Aim of the task: Copy the data exactly. Leave nothing out.
(Source material)
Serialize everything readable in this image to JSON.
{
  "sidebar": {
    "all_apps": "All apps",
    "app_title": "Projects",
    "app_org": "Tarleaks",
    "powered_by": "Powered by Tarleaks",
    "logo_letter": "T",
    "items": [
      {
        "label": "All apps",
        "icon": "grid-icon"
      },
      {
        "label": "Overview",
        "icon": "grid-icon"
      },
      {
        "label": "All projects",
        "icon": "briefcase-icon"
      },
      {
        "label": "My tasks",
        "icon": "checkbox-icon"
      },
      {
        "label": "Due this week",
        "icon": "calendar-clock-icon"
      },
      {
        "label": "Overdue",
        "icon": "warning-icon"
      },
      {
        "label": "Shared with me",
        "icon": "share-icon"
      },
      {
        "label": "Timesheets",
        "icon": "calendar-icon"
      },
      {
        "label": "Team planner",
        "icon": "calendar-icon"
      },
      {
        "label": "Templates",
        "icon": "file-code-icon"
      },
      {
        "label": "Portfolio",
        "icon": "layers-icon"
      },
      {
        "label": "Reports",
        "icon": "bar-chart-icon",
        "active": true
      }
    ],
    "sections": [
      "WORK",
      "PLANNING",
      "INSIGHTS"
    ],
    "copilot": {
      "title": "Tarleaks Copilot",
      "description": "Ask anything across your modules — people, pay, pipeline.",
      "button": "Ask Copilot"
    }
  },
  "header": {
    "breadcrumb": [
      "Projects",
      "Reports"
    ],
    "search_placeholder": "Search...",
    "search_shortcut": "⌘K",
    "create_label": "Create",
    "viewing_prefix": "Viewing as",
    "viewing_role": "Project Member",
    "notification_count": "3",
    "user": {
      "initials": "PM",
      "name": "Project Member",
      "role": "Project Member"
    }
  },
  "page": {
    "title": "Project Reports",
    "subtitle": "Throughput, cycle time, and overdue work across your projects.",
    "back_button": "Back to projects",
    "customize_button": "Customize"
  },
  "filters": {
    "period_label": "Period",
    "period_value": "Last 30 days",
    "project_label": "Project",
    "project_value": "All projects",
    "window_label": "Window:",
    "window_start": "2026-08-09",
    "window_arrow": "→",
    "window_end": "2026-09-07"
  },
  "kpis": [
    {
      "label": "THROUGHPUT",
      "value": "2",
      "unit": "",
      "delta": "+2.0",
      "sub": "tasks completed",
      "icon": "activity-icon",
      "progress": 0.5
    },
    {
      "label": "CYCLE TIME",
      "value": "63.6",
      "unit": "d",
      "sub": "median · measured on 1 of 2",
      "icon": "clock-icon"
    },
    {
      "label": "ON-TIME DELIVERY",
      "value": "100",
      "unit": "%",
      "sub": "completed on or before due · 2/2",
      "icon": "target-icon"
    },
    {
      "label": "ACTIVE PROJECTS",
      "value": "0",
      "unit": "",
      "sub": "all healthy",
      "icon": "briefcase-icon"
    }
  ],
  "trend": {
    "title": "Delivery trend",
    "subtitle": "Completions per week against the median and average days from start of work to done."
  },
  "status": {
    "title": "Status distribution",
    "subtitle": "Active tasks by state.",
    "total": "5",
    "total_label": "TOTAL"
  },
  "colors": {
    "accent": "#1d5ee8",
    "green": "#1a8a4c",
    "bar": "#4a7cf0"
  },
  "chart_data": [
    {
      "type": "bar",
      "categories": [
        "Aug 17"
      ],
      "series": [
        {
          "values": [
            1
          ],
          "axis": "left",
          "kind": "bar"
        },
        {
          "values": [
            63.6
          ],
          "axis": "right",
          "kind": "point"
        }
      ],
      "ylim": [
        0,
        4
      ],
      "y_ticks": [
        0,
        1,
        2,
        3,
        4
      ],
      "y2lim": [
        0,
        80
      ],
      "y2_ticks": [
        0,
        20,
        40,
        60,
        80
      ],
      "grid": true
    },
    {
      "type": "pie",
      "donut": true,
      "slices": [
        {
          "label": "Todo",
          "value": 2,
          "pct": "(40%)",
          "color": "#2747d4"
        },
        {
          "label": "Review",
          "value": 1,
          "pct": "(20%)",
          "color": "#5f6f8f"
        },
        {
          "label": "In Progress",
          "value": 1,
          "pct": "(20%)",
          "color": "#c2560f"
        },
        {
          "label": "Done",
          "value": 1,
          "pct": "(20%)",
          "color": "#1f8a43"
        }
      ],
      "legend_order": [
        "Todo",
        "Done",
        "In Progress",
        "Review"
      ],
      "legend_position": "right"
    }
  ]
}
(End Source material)
Output below:
Serialize everything readable in this image to JSON.
{
  "sidebar": {
    "all_apps": "All apps",
    "app_title": "Projects",
    "app_org": "Tarleaks",
    "powered_by": "Powered by Tarleaks",
    "logo_letter": "T",
    "items": [
      {
        "label": "All apps",
        "icon": "grid-icon"
      },
      {
        "label": "Overview",
        "icon": "grid-icon"
      },
      {
        "label": "All projects",
        "icon": "briefcase-icon"
      },
      {
        "label": "My tasks",
        "icon": "checkbox-icon"
      },
      {
        "label": "Due this week",
        "icon": "calendar-clock-icon"
      },
      {
        "label": "Overdue",
        "icon": "warning-icon"
      },
      {
        "label": "Shared with me",
        "icon": "share-icon"
      },
      {
        "label": "Timesheets",
        "icon": "calendar-icon"
      },
      {
        "label": "Team planner",
        "icon": "calendar-icon"
      },
      {
        "label": "Templates",
        "icon": "file-code-icon"
      },
      {
        "label": "Portfolio",
        "icon": "layers-icon"
      },
      {
        "label": "Reports",
        "icon": "bar-chart-icon",
        "active": true
      }
    ],
    "sections": [
      "WORK",
      "PLANNING",
      "INSIGHTS"
    ],
    "copilot": {
      "title": "Tarleaks Copilot",
      "description": "Ask anything across your modules — people, pay, pipeline.",
      "button": "Ask Copilot"
    }
  },
  "header": {
    "breadcrumb": [
      "Projects",
      "Reports"
    ],
    "search_placeholder": "Search...",
    "search_shortcut": "⌘K",
    "create_label": "Create",
    "viewing_prefix": "Viewing as",
    "viewing_role": "Project Member",
    "notification_count": "3",
    "user": {
      "initials": "PM",
      "name": "Project Member",
      "role": "Project Member"
    }
  },
  "page": {
    "title": "Project Reports",
    "subtitle": "Throughput, cycle time, and overdue work across your projects.",
    "back_button": "Back to projects",
    "customize_button": "Customize"
  },
  "filters": {
    "period_label": "Period",
    "period_value": "Last 30 days",
    "project_label": "Project",
    "project_value": "All projects",
    "window_label": "Window:",
    "window_start": "2026-08-09",
    "window_arrow": "→",
    "window_end": "2026-09-07"
  },
  "kpis": [
    {
      "label": "THROUGHPUT",
      "value": "2",
      "unit": "",
      "delta": "+2.0",
      "sub": "tasks completed",
      "icon": "activity-icon",
      "progress": 0.5
    },
    {
      "label": "CYCLE TIME",
      "value": "63.6",
      "unit": "d",
      "sub": "median · measured on 1 of 2",
      "icon": "clock-icon"
    },
    {
      "label": "ON-TIME DELIVERY",
      "value": "100",
      "unit": "%",
      "sub": "completed on or before due · 2/2",
      "icon": "target-icon"
    },
    {
      "label": "ACTIVE PROJECTS",
      "value": "0",
      "unit": "",
      "sub": "all healthy",
      "icon": "briefcase-icon"
    }
  ],
  "trend": {
    "title": "Delivery trend",
    "subtitle": "Completions per week against the median and average days from start of work to done."
  },
  "status": {
    "title": "Status distribution",
    "subtitle": "Active tasks by state.",
    "total": "5",
    "total_label": "TOTAL"
  },
  "colors": {
    "accent": "#1d5ee8",
    "green": "#1a8a4c",
    "bar": "#4a7cf0"
  },
  "chart_data": [
    {
      "type": "bar",
      "categories": [
        "Aug 17"
      ],
      "series": [
        {
          "values": [
            1
          ],
          "axis": "left",
          "kind": "bar"
        },
        {
          "values": [
            63.6
          ],
          "axis": "right",
          "kind": "point"
        }
      ],
      "ylim": [
        0,
        4
      ],
      "y_ticks": [
        0,
        1,
        2,
        3,
        4
      ],
      "y2lim": [
        0,
        80
      ],
      "y2_ticks": [
        0,
        20,
        40,
        60,
        80
      ],
      "grid": true
    },
    {
      "type": "pie",
      "donut": true,
      "slices": [
        {
          "label": "Todo",
          "value": 2,
          "pct": "(40%)",
          "color": "#2747d4"
        },
        {
          "label": "Review",
          "value": 1,
          "pct": "(20%)",
          "color": "#5f6f8f"
        },
        {
          "label": "In Progress",
          "value": 1,
          "pct": "(20%)",
          "color": "#c2560f"
        },
        {
          "label": "Done",
          "value": 1,
          "pct": "(20%)",
          "color": "#1f8a43"
        }
      ],
      "legend_order": [
        "Todo",
        "Done",
        "In Progress",
        "Review"
      ],
      "legend_position": "right"
    }
  ]
}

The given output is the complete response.